**ACTION ITEM**
In the listing that follows, how many lines contain the string "usage"? Provide only the number.

**MATERIAL FOR THIS EXERCISE**
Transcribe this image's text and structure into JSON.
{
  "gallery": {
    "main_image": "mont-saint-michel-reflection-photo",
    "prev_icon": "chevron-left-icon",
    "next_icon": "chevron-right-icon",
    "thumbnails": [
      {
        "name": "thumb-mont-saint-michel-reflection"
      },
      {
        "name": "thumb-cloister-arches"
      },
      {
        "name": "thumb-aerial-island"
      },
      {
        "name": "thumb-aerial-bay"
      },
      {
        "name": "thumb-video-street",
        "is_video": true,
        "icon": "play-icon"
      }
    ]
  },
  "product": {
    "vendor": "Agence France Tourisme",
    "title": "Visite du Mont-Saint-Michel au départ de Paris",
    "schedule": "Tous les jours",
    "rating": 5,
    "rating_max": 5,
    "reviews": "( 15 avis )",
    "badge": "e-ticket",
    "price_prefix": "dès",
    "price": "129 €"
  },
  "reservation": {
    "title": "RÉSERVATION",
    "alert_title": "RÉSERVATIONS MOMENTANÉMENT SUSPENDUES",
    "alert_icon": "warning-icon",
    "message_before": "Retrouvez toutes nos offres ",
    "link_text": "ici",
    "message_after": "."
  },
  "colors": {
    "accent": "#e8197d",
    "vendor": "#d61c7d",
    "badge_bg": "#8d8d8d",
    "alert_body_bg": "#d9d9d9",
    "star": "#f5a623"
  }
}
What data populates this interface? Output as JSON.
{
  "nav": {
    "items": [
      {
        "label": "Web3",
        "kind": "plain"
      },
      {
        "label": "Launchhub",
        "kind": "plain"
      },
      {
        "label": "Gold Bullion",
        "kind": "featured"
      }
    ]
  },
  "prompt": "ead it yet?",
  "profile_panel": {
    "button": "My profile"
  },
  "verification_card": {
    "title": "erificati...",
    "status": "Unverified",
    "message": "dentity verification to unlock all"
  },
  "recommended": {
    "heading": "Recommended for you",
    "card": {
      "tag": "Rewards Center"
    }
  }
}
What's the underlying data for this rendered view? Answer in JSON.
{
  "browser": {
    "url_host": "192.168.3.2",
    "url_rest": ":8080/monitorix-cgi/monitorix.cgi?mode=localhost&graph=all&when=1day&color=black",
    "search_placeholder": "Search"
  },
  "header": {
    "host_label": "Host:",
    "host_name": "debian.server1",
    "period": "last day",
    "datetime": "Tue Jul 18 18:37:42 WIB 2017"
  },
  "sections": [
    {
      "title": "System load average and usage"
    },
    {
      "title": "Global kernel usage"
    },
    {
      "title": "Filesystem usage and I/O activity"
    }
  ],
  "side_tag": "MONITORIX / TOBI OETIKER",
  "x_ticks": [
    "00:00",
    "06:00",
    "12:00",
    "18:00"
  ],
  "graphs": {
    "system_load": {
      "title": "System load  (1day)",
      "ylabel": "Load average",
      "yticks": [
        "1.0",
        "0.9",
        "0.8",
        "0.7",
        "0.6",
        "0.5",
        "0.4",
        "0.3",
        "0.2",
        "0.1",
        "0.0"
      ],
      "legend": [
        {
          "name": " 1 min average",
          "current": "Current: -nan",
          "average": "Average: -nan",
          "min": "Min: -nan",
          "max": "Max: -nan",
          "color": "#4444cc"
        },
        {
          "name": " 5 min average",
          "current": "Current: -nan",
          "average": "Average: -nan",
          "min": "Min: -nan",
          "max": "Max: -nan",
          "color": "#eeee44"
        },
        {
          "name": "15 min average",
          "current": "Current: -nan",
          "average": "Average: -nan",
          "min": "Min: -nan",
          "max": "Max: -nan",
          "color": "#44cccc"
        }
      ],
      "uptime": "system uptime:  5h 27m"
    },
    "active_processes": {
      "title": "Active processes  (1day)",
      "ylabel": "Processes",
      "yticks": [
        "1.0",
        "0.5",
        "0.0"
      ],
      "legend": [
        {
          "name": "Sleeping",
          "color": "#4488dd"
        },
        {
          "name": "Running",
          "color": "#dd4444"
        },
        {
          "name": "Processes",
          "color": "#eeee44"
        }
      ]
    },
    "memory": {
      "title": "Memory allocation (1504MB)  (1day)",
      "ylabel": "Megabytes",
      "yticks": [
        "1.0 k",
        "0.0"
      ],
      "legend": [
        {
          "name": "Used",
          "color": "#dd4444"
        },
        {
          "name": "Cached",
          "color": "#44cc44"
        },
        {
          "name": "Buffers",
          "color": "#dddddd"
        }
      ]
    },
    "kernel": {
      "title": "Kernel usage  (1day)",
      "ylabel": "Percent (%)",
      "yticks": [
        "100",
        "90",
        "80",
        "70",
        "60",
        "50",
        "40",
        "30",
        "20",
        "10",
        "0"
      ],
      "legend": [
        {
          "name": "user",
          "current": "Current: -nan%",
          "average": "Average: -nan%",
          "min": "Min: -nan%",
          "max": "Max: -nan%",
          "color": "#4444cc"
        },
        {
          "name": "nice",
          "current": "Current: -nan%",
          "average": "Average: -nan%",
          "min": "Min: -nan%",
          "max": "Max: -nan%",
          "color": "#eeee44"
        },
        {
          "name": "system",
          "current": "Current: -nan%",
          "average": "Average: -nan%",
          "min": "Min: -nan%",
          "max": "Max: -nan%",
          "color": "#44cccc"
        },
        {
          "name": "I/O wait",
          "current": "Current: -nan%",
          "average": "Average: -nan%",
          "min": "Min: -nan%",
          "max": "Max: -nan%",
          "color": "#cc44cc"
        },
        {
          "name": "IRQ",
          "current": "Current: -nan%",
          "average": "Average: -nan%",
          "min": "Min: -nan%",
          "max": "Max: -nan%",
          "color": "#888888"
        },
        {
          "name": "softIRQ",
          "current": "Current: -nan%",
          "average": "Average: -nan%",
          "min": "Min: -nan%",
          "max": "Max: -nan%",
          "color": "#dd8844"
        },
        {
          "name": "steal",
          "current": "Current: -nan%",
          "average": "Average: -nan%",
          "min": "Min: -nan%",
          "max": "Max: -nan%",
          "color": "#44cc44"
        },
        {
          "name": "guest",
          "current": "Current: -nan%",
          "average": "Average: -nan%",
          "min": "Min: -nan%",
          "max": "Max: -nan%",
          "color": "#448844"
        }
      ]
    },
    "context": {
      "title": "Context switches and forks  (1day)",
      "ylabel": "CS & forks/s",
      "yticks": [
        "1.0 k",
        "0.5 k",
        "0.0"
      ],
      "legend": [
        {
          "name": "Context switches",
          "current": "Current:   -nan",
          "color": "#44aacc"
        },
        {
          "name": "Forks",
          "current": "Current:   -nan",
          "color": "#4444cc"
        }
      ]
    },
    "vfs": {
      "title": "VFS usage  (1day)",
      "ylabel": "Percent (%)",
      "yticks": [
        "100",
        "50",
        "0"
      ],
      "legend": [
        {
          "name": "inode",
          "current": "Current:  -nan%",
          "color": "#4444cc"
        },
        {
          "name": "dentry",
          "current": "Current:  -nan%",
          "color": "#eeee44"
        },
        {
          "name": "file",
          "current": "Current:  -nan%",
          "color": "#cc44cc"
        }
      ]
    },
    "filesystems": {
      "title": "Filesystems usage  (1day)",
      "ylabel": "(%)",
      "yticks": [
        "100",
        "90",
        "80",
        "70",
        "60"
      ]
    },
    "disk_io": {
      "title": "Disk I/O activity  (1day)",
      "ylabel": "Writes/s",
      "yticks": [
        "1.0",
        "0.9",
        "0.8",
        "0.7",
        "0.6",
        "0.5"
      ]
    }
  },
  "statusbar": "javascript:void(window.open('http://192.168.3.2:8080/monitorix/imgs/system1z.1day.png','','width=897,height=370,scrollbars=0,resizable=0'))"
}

**REPLY**
6